A research team based in Sudbury, Ont. is developing a robot to automate the fabrication of anything from a stick of furniture to a building project.
“It is about exploring the integration of digital (design and fabrication) tools that hopefully can act as a catalyst to help revitalize northern communities…providing residents with local building solutions,” explains Steven Beites, professor at Laurentian University’s McEwen School of Architecture.
Beites is leading the research team which includes staff from the Bharti School of Engineering and the Behavioural Neuroscience Department at Laurentian University.
Their agenda is to tackle the development of a portable, user-friendly cable-driven parallel robot (CDPR) for wide-ranging applications.

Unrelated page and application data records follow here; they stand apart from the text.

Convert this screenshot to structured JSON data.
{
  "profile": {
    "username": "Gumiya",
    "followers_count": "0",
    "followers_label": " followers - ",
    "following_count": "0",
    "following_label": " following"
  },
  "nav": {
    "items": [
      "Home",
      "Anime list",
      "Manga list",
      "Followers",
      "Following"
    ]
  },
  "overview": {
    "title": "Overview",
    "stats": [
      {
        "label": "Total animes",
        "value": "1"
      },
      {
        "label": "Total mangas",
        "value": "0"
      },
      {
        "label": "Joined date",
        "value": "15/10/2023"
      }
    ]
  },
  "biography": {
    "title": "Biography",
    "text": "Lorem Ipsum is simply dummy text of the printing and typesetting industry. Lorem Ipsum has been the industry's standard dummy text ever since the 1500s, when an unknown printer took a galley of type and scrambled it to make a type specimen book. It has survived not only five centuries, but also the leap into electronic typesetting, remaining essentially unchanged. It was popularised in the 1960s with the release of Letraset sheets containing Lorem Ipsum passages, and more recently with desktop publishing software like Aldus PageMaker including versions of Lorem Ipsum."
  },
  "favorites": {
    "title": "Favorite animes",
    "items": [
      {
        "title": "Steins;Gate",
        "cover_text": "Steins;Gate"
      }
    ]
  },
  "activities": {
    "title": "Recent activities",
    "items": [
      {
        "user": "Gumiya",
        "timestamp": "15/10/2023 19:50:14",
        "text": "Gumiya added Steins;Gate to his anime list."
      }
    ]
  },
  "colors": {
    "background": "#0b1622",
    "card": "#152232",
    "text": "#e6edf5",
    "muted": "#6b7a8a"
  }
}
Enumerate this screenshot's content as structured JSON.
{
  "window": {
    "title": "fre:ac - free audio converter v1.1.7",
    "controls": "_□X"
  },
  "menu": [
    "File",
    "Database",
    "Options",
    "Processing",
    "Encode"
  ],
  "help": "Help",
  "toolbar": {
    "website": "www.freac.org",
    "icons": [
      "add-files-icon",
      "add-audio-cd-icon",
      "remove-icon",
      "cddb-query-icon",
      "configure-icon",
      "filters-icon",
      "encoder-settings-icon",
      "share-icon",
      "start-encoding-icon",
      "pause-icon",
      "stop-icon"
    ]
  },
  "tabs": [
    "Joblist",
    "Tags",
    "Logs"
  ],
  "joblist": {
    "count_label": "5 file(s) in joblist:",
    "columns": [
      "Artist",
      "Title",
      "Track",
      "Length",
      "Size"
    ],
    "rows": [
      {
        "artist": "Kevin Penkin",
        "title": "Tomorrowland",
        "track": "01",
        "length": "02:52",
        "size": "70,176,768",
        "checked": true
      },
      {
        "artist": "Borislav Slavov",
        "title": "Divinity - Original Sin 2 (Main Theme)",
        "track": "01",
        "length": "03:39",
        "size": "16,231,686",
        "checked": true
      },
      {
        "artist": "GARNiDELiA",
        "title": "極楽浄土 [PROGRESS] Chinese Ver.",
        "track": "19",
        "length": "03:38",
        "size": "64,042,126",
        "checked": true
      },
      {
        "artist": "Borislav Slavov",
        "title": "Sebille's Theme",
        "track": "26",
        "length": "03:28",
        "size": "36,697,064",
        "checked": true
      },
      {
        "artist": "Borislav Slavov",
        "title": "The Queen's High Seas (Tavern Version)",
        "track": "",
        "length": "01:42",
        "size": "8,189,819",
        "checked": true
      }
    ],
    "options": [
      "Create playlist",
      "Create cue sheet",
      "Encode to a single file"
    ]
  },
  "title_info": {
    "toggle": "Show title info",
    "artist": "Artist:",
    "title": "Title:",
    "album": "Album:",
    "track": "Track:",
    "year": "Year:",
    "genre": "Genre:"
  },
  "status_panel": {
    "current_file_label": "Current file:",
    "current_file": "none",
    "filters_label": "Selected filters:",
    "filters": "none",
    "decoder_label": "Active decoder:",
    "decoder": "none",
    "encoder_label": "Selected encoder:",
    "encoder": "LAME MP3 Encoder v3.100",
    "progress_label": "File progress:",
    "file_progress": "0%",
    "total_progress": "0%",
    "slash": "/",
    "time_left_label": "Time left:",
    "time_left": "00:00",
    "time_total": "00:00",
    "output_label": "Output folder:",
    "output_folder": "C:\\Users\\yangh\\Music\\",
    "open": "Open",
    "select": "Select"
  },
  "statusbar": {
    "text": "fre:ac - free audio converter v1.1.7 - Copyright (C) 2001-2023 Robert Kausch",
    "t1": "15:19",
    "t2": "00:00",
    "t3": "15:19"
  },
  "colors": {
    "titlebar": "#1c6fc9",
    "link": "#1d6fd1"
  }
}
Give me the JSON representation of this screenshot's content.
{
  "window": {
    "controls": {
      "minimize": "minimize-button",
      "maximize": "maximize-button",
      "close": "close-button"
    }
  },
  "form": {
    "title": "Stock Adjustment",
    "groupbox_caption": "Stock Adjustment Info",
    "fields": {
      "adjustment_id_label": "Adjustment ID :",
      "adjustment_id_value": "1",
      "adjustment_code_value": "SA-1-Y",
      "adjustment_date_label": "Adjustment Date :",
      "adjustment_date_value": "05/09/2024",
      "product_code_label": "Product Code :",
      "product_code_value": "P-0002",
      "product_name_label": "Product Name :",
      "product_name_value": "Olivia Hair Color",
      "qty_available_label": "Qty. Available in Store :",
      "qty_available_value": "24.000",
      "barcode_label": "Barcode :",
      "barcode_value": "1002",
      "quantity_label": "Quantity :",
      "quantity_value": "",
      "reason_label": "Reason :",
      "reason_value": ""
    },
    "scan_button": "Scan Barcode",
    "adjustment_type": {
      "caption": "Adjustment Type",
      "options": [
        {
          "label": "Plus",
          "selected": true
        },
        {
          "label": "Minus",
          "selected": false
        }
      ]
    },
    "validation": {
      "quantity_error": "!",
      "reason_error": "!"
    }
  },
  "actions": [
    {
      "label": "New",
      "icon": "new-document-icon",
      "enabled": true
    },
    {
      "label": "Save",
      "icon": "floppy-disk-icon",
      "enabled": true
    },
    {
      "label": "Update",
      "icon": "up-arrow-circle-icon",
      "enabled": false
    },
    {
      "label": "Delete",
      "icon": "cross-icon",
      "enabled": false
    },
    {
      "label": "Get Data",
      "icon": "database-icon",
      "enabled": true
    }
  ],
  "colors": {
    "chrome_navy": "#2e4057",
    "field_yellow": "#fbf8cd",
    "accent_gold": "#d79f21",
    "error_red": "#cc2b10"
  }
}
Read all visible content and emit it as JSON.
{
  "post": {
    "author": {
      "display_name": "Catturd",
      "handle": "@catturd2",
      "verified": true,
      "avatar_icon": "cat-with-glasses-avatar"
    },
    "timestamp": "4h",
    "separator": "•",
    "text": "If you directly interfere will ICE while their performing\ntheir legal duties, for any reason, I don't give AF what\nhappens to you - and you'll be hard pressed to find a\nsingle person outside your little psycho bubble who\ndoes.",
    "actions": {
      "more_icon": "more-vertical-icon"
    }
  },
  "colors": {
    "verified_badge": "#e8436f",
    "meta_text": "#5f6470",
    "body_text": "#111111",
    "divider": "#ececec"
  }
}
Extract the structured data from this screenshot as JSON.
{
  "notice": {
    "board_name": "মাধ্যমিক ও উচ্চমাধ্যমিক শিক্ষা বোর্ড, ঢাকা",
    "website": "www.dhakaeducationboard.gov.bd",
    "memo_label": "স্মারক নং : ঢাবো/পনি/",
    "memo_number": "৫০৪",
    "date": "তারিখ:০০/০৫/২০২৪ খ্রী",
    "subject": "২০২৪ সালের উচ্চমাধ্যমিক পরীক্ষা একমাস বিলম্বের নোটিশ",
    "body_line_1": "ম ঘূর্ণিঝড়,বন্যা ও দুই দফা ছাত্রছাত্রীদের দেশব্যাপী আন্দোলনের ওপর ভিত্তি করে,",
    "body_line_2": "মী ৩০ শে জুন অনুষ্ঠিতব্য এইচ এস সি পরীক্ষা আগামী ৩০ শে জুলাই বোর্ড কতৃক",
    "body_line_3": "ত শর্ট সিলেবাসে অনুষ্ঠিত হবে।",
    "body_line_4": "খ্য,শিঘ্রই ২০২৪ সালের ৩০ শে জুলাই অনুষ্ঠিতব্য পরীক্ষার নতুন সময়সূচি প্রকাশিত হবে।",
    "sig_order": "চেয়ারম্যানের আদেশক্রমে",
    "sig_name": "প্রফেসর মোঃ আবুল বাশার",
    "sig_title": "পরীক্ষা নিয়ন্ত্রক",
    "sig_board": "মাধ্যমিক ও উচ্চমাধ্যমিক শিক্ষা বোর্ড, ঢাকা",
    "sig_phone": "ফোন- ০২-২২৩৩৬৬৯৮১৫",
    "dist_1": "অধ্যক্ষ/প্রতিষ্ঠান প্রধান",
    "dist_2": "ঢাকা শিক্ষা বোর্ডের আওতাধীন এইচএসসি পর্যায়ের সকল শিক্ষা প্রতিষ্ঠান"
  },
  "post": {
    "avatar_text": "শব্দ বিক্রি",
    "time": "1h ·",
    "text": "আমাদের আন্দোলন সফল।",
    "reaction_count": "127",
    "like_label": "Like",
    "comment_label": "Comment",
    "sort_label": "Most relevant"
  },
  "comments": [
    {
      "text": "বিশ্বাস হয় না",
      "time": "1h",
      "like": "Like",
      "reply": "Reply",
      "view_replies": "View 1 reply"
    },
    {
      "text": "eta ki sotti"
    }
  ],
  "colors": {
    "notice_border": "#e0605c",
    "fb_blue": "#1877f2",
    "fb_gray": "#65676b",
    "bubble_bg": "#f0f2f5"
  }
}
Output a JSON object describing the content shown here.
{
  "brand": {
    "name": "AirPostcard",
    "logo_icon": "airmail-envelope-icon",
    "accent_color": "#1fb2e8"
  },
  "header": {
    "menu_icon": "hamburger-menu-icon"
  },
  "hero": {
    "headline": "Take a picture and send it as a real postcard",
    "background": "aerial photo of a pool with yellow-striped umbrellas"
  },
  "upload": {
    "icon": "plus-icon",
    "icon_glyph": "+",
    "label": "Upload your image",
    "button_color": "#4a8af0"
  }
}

That objective is novel for a number of reasons, including that the robot can work in-situ such as on a housing project, unlike its traditional counterpart that remains in a factory.
Employing winches and cables, CDPRs are digitally programmed robots, similar to a Skycam, which build an object, big or small, from blueprints, says Beites who specializes in emergent design and robotics at the school of architecture.
“The advantage of a CDPR, versus an industrial robot, is it is much more cost effective. It can span large distances and it is mobile and portable.”
By creating a user-friendly platform with the aid of the Behavioural Neuroscience Department, the CDPR should be accessible to “non-professionals,” not just architects and other building professionals.
That interface could feature “action buttons” for simple control from an iPad or iPhone, eliminating the need for complex online software.
Audio commands and augmented reality to activate the CDPR are also being considered, he points out.
“We’re not saying that the CDPR is suddenly going to automate the construction process; it is more of a collaborative tool.”
Beites says CDPRs have been explored for architectural applications, but unlike the Laurentian project, they tend to be small, proof-of-concept models operating only from a controlled environment.
Laurentian’s portable version would offer northern Ontario communities steps towards self-reliance, freeing them from dependency on southern Ontario for materials, design and manufacturing.
So far the team has developed the requirements and components for the CDPR at the architecture school’s digital fabrication lab which includes an industrial robot on a linear track to test and ultimately “push the boundaries” of various architectural applications. Their work includes “revisiting” traditional construction methods and looking at new ways of using materials.
Research is currently focussed on a proof-of-concept prototype of the platform, which they hope is ready for testing early next year, says Beites.
“There are a lot of elements that we can continue to add…and I am sure there will be some remodelling and redesigning.”
There are three tools under development for the CDPR: a 3D printer typically used for printing of materials and tools; a spindle to work with timber; and a vacuum gripper for assembly of materials such as bricks and blocks on site.
Beites says the architecture school’s mandate is to work with communities, possibly through workshops and design-build activities, to eliminate barriers to digital fabrication on local projects.
Ultimately, the researchers want to make the robot freely available in an open source environment where it can be tweaked and modified according to the needs of users, be it a large manufacturer or a hobbyist designing a table or dresser.
“We want to make sure it is open (to anyone).”
Beites likens the CDPR’s path to that of 3D printing which saw an accelerated evolution once its patent was lifted.
The research project has received a two-year $250,000 grant from the New Frontiers Research Fund, an initiative of the federal government’s Canada Research Coordinating Committee.
While Beites is excited about the multitude of discoveries that might lie ahead as a result of the team’s progress over the next few years, he says what motivates him is the possibilities that “open up creative digital fabrication” for the ordinary, everyday non-professional user.
“It will be good for our region.”